I have to confess that I’m somewhat fascinated by the Greek word translated “to stir up” in Hebrews 10:24. The Greek word paroxusmos is built on the root parox which is itself a compound word derived from two other Greek words: “para” (a preposition serving as an intensifier) and oxus meaning “sharp.” At its root, the word parox refers to “something sharp.”
The ancient Greeks used the root to form a wide variety of word-uses including: stimulate, incite, urge or spur on, exasperate, provoke, aggravate and more. All of these usages communicate the sense of a sharpening of feeling or action. By the time we come to the New Testament, where the word only occurs twice (here and in Acts 15:39), the word paroxusmos communicates the idea of a sharp contention, irritation or incitement (OK, while I wouldn’t describe this as a “shouting match,” I would describe it as a VERY spirited discussion!).

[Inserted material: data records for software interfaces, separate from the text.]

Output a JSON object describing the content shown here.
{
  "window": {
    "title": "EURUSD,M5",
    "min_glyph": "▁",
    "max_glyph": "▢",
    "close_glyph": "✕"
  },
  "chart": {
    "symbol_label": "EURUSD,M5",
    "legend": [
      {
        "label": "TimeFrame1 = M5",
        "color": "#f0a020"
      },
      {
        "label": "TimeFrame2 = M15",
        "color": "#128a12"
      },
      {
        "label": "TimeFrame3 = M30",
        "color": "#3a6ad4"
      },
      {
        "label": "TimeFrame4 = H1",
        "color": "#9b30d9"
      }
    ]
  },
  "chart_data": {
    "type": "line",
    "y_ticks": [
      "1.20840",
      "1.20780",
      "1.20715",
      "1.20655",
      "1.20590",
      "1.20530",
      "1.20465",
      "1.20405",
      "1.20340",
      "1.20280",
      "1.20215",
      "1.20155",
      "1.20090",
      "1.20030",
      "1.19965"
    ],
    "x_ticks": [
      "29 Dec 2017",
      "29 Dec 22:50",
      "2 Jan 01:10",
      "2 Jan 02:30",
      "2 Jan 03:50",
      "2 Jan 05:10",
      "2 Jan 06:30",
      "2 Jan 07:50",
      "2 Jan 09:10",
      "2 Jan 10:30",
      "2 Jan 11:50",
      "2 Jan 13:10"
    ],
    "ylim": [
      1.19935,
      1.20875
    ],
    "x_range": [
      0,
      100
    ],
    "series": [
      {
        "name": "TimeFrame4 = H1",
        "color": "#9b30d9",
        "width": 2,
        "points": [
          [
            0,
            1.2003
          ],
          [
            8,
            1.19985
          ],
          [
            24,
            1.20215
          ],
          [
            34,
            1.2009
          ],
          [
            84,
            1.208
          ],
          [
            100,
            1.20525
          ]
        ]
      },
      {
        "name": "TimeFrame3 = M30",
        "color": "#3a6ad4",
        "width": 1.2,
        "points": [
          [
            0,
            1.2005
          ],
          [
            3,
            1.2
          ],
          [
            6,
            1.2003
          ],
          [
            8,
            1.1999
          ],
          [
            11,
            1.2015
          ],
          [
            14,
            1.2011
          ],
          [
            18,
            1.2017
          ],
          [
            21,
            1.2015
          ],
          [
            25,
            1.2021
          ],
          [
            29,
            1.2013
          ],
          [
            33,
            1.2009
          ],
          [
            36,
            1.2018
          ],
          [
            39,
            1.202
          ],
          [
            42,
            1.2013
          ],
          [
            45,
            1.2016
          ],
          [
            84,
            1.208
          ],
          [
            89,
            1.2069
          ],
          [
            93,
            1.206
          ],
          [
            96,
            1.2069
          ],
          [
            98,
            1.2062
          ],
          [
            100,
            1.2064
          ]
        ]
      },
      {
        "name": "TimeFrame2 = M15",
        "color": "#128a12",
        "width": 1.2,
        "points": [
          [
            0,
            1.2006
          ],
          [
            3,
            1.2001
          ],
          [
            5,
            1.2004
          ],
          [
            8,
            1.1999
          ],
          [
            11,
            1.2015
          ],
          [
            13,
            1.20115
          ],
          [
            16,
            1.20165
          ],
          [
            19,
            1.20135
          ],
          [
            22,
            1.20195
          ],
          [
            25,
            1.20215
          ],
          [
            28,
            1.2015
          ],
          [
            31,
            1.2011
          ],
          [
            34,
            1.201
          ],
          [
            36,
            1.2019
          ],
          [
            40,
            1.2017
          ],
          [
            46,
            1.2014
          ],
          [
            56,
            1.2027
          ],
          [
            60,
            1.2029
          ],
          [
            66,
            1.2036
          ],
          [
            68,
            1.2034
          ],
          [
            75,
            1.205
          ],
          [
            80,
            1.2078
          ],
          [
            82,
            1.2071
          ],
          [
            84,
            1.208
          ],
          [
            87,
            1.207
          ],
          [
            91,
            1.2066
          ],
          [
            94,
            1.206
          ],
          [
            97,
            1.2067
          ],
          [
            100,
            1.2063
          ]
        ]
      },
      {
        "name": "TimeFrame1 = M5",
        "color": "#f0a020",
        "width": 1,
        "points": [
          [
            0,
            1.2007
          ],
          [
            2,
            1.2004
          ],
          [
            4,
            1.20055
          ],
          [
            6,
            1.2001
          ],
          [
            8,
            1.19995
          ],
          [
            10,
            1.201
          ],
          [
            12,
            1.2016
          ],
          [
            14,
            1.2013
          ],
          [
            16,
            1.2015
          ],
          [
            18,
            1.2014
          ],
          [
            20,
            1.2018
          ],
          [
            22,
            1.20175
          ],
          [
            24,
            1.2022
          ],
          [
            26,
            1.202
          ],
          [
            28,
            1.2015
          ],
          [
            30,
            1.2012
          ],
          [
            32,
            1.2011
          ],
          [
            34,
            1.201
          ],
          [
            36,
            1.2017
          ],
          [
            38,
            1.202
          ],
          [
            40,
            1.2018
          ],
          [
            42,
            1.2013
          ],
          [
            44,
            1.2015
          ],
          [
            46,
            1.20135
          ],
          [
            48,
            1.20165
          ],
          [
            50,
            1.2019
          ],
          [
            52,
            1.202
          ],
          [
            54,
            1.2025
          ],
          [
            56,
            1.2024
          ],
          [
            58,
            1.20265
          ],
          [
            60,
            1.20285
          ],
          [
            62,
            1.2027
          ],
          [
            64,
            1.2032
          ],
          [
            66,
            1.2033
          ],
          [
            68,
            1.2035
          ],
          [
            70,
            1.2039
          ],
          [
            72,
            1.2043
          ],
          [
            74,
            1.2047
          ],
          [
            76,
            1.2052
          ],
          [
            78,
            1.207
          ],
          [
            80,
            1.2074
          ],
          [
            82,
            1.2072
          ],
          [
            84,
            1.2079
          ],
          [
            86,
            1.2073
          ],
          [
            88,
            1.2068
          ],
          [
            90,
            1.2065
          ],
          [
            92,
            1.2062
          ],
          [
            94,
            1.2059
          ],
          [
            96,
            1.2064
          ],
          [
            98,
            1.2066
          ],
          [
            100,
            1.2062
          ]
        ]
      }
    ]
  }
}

The writer of the Epistle to the Hebrews uses the word in the context of the Christian community coming together and giving “serious thought” (that’s the meaning of the Greek word rendered “consider” in Hebrews 10:24) as to how they can “incite” each other to “love and good deeds,” even to the point of “sharp disagreement.”
When was the last time you got together with fellow believers and discussed how to “incite” each other to doing good, especially to those in need (remember Matthew 25:31ff)? If you can’t remember when you last had that discussion, then it has probably been too long! Maybe it’s time for you to get involved and to join us in “inciting a conspiracy of kindness and good deeds”!